Tapia has given several commencement speeches before, including at Claremont College, the University of Texas and his alma mater, UCLA. He never gives the same speech twice.

This time around he’s focusing on his past and the American Dream. He’ll mention his parents, who immigrated from Mexico and never finished high school. He’ll mention that four of his five siblings earned graduate degrees.

He’ll also briefly talk about himself, and his pride at being awarded the National Medal of Science, the highest honor bestowed by the United States government on scientists and engineers. Among his many other honors, Tapia is also the first Hispanic elected to the National Academy of Engineering.

Tapia, though has had his share of adversity. His wife has Multiple Sclerosis and is confined to a wheelchair. A daughter was killed in a car accident.

“The message I’m sharing with people is don’t expect your life to be full of good things,” he said. “There could be some bad things you have to deal with.”

Oregon State University

Graduation date: June 15

Commencement speaker: Maj. Gen. Julie Bentz

No. of students graduating: 5,221

At Oregon State, U.S. Army Major Gen. Julie Bentz will focus on her key message: “Live life, work hard, and love your neighbor.”

Bentz, a 1986 OSU grad, grew up between the small Oregon towns of Scio and Lyons. She is now a key adviser on national security issues to President Obama.

“Life is out there to be lived.
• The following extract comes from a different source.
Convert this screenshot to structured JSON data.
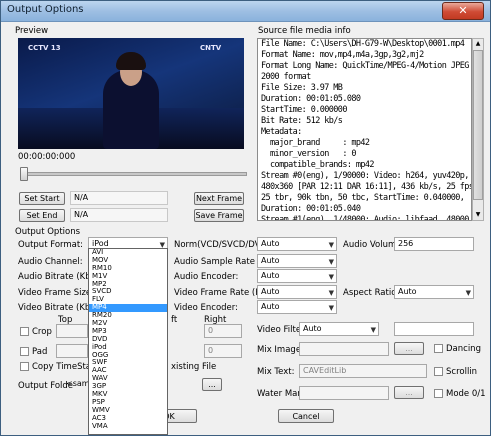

There’s hope out there,” said Bentz, who also spoke at the fall 2011 commencement at Washington State University. “Don’t be scared about walking out the door and hitting the ground running.”